What Is Backing?
Every language has rules about how sounds can be combined. There’s even a name for the science of speech sounds and sound patterns; it’s called “phonology.” As children listen and learn speech, they naturally pick up on these rules and learn to speak like the adults around them. However, this process also intrinsically involves making mistakes and learning as a gradual process. No baby is going to start out saying “I’d like a glass of water please.”
“Backing disorders are often classified as types of substitutions because when the pronunciation of sounds is moved to the back of the mouth, a substitute sound is made instead. For example, someone with a backing disorder who attempts to produce a “t” sound may well produce a “k” sound instead” (Speech Disorders).
Is it Common?
Because learning is a process and the brain naturally likes order and patterns, sometimes children will develop their own rules for pronouncing words – generally this is to make the pronunciation of words easier. When a child does this it’s called a phonological “error” or process, and it’s very natural for children between the ages of 3-5. Backing is one such phonological process and it involves substituting sounds that should be made at the front of the mouth for sounds generated at the back of the mouth. For example, “tap” could become “cap” or “dot” could become “got”.

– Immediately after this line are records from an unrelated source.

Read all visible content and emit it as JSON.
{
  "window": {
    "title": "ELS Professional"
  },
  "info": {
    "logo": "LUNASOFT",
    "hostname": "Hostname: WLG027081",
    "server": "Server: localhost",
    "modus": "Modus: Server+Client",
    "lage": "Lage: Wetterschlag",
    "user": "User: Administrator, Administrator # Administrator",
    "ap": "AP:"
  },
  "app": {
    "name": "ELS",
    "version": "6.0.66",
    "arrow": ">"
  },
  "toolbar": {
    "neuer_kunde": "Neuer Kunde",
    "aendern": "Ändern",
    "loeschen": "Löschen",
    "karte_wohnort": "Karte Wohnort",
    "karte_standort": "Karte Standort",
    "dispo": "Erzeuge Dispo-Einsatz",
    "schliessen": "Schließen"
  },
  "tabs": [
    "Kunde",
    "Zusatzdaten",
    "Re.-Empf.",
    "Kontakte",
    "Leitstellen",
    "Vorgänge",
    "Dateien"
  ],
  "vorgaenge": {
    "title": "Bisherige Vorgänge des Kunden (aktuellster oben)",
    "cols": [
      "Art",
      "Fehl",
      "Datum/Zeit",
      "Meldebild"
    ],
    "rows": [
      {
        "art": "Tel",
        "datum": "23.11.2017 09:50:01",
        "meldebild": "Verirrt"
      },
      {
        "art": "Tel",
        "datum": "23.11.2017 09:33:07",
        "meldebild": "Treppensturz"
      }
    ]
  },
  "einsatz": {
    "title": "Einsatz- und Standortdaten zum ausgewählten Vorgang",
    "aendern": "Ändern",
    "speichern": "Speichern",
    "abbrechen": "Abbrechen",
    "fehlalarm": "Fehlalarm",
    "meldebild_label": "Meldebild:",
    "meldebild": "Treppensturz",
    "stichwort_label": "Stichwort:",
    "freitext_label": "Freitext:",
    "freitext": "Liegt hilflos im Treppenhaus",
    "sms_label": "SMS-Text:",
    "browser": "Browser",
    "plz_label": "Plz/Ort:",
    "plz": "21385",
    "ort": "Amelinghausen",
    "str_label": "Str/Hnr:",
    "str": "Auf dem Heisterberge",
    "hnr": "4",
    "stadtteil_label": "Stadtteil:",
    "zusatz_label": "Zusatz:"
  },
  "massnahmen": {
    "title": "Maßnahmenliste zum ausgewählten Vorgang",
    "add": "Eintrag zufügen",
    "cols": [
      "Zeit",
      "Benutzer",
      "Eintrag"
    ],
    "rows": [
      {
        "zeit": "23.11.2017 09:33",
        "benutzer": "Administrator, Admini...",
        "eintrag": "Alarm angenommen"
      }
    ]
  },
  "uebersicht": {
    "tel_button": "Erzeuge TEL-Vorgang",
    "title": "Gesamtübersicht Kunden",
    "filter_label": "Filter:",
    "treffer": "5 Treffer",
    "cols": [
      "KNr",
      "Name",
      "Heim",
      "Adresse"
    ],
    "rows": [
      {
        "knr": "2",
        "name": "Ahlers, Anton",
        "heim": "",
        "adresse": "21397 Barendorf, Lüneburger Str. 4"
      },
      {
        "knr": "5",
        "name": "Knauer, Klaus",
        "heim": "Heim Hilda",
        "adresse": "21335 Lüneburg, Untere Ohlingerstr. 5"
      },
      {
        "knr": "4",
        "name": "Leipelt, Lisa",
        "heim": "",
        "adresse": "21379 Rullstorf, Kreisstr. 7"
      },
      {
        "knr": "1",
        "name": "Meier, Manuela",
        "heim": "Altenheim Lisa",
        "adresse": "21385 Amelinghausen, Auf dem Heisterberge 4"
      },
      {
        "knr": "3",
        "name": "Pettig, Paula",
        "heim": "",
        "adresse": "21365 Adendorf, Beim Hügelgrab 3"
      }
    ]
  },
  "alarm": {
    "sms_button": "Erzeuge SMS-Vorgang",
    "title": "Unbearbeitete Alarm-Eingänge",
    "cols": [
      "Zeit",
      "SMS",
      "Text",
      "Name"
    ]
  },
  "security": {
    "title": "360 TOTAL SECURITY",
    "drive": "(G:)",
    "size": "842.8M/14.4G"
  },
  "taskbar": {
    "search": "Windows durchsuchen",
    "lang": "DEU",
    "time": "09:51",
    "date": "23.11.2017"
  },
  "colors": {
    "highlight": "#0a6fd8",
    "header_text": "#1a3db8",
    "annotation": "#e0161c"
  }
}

When Should I Seek Professional Help?
Backing is a very common phonological disorder and will generally clear up on its own as the child gets older. However, if your child’s speech is unintelligible or if he is still backing after the age of 5, obtaining a speech evaluation from a speech language pathologist (SLP) might be advisable. An evaluation does not commit you to getting speech therapy; it is simply a tool which can help determine if your child needs therapy or not. Additionally, if it turns out your child does need therapy, it is likely to be more effective if you’re seeking treatment early on.
The good news about phonological disorders is that they don’t involve any kind of muscular disability – your child has merely picked up a wrong pattern for connecting sounds and must re-learn the correct ones. Children with phonological disorders, like backing, tend to benefit greatly from speech therapy.
While the prospect of therapy might sound daunting, treatment of phonological disorders is often a very straightforward process. Treatment may involve demonstrating how to produce the sound correctly, learning to recognize correct and incorrect sounds, and practicing sounds in different words through repetition.
If your child does require therapy, there are two things you can do that will have a huge impact on your child’s success: The first is getting involved in the process. A speech-language therapist will also be able to recommend games and at-home practices to do with your child that will enhance the work done in formal therapy sessions. Secondly, be patient with your child. Any speech abnormality, no matter how short lived, can have adverse side effects if the child’s self-esteem or confidence is put into jeopardy by ridicule or too much pressure to perform well. Chances are good that your child will overcome his or her phonological disorder, but it will take a bit of time.